[EXERCISE GOAL]: Count the lines in the data below holding the string "code" and write the total by itself.

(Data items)

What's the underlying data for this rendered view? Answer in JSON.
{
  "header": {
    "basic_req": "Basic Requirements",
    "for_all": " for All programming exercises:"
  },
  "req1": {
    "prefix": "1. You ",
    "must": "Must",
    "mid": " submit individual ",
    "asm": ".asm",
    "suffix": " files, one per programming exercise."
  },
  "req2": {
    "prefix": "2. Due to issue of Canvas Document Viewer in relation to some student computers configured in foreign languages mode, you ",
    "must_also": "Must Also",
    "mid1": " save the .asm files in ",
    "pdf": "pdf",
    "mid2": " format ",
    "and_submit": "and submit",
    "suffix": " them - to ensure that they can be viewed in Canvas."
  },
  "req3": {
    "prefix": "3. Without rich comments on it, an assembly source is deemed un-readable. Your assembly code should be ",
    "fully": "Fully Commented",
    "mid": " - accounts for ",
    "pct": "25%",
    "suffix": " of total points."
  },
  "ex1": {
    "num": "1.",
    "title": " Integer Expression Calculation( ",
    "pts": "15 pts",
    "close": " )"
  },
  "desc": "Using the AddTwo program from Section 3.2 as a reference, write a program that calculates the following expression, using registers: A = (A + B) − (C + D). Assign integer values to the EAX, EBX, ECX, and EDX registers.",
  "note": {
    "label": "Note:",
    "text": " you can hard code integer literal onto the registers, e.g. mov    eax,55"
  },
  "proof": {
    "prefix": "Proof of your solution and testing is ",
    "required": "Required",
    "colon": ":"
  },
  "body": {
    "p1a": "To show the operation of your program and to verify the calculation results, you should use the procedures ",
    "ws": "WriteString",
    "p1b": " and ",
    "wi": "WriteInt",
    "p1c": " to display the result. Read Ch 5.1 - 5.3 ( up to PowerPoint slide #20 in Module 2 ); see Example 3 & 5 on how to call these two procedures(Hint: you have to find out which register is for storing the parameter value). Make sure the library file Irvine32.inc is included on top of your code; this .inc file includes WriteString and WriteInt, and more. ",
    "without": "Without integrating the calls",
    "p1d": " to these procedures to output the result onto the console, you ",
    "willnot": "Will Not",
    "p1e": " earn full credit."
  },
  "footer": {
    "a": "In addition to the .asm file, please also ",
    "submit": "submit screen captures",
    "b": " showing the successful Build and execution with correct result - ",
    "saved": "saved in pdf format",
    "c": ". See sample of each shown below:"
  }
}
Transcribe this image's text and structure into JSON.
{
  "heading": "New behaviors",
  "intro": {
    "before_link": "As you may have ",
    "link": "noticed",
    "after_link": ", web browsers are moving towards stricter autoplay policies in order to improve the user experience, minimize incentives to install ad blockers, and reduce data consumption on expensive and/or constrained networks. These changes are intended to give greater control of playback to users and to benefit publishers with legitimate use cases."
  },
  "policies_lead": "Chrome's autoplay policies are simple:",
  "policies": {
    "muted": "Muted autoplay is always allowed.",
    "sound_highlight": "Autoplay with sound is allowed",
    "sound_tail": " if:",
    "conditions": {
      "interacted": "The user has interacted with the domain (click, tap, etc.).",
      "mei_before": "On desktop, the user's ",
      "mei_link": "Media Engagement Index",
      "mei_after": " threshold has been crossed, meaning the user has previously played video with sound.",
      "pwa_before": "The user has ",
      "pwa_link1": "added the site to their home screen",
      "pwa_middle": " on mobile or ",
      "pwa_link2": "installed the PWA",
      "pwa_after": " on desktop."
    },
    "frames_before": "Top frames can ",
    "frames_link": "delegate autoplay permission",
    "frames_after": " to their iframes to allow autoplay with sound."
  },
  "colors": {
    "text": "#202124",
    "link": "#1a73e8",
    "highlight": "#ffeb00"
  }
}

[OUTPUT OF THE EXERCISE]: 3